*** Opening of SOURCE RECORDS ***

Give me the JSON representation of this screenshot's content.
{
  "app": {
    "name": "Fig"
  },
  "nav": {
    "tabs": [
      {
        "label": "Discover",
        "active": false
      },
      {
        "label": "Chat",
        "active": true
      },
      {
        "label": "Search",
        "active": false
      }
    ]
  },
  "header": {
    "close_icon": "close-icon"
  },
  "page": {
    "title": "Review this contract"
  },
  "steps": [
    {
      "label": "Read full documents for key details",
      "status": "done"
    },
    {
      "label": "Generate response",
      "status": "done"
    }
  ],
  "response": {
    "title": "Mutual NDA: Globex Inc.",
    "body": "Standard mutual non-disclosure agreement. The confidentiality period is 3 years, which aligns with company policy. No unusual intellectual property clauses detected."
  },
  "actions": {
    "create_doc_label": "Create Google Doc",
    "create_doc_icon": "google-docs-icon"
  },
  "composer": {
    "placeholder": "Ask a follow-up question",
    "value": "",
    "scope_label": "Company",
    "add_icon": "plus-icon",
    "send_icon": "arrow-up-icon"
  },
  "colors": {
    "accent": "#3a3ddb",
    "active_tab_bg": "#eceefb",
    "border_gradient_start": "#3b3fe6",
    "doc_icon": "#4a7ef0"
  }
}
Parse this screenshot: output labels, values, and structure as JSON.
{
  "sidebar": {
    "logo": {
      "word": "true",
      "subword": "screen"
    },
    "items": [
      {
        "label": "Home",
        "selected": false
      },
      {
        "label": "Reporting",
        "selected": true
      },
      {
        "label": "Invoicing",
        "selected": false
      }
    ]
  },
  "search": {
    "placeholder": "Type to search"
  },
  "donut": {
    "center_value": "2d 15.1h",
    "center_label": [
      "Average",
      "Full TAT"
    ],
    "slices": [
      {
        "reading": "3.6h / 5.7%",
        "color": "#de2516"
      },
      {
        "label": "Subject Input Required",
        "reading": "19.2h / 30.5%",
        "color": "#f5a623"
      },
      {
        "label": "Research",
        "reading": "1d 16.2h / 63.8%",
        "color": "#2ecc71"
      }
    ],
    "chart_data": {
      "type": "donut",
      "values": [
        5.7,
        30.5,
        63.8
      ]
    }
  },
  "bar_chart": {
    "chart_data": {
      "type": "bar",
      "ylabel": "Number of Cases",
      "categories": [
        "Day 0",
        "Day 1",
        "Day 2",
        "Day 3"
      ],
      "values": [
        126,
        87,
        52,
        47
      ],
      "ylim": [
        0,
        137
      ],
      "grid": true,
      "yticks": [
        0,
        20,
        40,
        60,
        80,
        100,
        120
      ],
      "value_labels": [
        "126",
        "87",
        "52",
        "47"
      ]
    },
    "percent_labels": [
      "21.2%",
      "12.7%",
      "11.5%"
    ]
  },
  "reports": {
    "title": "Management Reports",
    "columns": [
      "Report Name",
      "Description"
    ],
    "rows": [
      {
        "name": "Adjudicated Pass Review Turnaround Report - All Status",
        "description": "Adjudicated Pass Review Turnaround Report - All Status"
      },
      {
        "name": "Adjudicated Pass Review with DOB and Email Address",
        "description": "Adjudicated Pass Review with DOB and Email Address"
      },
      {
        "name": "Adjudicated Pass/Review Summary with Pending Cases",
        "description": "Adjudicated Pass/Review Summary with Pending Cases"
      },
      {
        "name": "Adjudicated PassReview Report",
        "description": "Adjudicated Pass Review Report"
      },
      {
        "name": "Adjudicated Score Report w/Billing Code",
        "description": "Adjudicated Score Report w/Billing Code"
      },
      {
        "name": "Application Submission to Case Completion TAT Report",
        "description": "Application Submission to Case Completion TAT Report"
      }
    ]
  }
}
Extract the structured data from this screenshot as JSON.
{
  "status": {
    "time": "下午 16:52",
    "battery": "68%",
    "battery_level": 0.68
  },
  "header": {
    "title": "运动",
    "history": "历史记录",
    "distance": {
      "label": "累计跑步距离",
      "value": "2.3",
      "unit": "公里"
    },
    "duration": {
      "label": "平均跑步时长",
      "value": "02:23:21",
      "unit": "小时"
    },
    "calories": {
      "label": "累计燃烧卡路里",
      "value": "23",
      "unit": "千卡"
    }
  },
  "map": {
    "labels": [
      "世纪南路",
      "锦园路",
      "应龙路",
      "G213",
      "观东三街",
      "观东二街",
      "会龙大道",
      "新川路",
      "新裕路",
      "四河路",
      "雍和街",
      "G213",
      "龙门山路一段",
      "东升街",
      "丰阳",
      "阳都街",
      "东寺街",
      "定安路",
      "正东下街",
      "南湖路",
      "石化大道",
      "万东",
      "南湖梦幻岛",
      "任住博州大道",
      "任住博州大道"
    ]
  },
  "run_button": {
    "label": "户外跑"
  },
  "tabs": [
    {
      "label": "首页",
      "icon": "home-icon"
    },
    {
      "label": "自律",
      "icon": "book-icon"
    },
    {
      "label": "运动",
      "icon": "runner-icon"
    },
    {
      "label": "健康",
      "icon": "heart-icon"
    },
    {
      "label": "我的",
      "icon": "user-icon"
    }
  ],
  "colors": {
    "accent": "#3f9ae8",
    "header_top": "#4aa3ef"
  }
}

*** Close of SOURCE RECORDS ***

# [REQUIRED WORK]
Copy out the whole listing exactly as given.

# [ANSWER]
Give me the JSON representation of this screenshot's content.
{
  "app": {
    "name": "Fig"
  },
  "nav": {
    "tabs": [
      {
        "label": "Discover",
        "active": false
      },
      {
        "label": "Chat",
        "active": true
      },
      {
        "label": "Search",
        "active": false
      }
    ]
  },
  "header": {
    "close_icon": "close-icon"
  },
  "page": {
    "title": "Review this contract"
  },
  "steps": [
    {
      "label": "Read full documents for key details",
      "status": "done"
    },
    {
      "label": "Generate response",
      "status": "done"
    }
  ],
  "response": {
    "title": "Mutual NDA: Globex Inc.",
    "body": "Standard mutual non-disclosure agreement. The confidentiality period is 3 years, which aligns with company policy. No unusual intellectual property clauses detected."
  },
  "actions": {
    "create_doc_label": "Create Google Doc",
    "create_doc_icon": "google-docs-icon"
  },
  "composer": {
    "placeholder": "Ask a follow-up question",
    "value": "",
    "scope_label": "Company",
    "add_icon": "plus-icon",
    "send_icon": "arrow-up-icon"
  },
  "colors": {
    "accent": "#3a3ddb",
    "active_tab_bg": "#eceefb",
    "border_gradient_start": "#3b3fe6",
    "doc_icon": "#4a7ef0"
  }
}
Parse this screenshot: output labels, values, and structure as JSON.
{
  "sidebar": {
    "logo": {
      "word": "true",
      "subword": "screen"
    },
    "items": [
      {
        "label": "Home",
        "selected": false
      },
      {
        "label": "Reporting",
        "selected": true
      },
      {
        "label": "Invoicing",
        "selected": false
      }
    ]
  },
  "search": {
    "placeholder": "Type to search"
  },
  "donut": {
    "center_value": "2d 15.1h",
    "center_label": [
      "Average",
      "Full TAT"
    ],
    "slices": [
      {
        "reading": "3.6h / 5.7%",
        "color": "#de2516"
      },
      {
        "label": "Subject Input Required",
        "reading": "19.2h / 30.5%",
        "color": "#f5a623"
      },
      {
        "label": "Research",
        "reading": "1d 16.2h / 63.8%",
        "color": "#2ecc71"
      }
    ],
    "chart_data": {
      "type": "donut",
      "values": [
        5.7,
        30.5,
        63.8
      ]
    }
  },
  "bar_chart": {
    "chart_data": {
      "type": "bar",
      "ylabel": "Number of Cases",
      "categories": [
        "Day 0",
        "Day 1",
        "Day 2",
        "Day 3"
      ],
      "values": [
        126,
        87,
        52,
        47
      ],
      "ylim": [
        0,
        137
      ],
      "grid": true,
      "yticks": [
        0,
        20,
        40,
        60,
        80,
        100,
        120
      ],
      "value_labels": [
        "126",
        "87",
        "52",
        "47"
      ]
    },
    "percent_labels": [
      "21.2%",
      "12.7%",
      "11.5%"
    ]
  },
  "reports": {
    "title": "Management Reports",
    "columns": [
      "Report Name",
      "Description"
    ],
    "rows": [
      {
        "name": "Adjudicated Pass Review Turnaround Report - All Status",
        "description": "Adjudicated Pass Review Turnaround Report - All Status"
      },
      {
        "name": "Adjudicated Pass Review with DOB and Email Address",
        "description": "Adjudicated Pass Review with DOB and Email Address"
      },
      {
        "name": "Adjudicated Pass/Review Summary with Pending Cases",
        "description": "Adjudicated Pass/Review Summary with Pending Cases"
      },
      {
        "name": "Adjudicated PassReview Report",
        "description": "Adjudicated Pass Review Report"
      },
      {
        "name": "Adjudicated Score Report w/Billing Code",
        "description": "Adjudicated Score Report w/Billing Code"
      },
      {
        "name": "Application Submission to Case Completion TAT Report",
        "description": "Application Submission to Case Completion TAT Report"
      }
    ]
  }
}
Extract the structured data from this screenshot as JSON.
{
  "status": {
    "time": "下午 16:52",
    "battery": "68%",
    "battery_level": 0.68
  },
  "header": {
    "title": "运动",
    "history": "历史记录",
    "distance": {
      "label": "累计跑步距离",
      "value": "2.3",
      "unit": "公里"
    },
    "duration": {
      "label": "平均跑步时长",
      "value": "02:23:21",
      "unit": "小时"
    },
    "calories": {
      "label": "累计燃烧卡路里",
      "value": "23",
      "unit": "千卡"
    }
  },
  "map": {
    "labels": [
      "世纪南路",
      "锦园路",
      "应龙路",
      "G213",
      "观东三街",
      "观东二街",
      "会龙大道",
      "新川路",
      "新裕路",
      "四河路",
      "雍和街",
      "G213",
      "龙门山路一段",
      "东升街",
      "丰阳",
      "阳都街",
      "东寺街",
      "定安路",
      "正东下街",
      "南湖路",
      "石化大道",
      "万东",
      "南湖梦幻岛",
      "任住博州大道",
      "任住博州大道"
    ]
  },
  "run_button": {
    "label": "户外跑"
  },
  "tabs": [
    {
      "label": "首页",
      "icon": "home-icon"
    },
    {
      "label": "自律",
      "icon": "book-icon"
    },
    {
      "label": "运动",
      "icon": "runner-icon"
    },
    {
      "label": "健康",
      "icon": "heart-icon"
    },
    {
      "label": "我的",
      "icon": "user-icon"
    }
  ],
  "colors": {
    "accent": "#3f9ae8",
    "header_top": "#4aa3ef"
  }
}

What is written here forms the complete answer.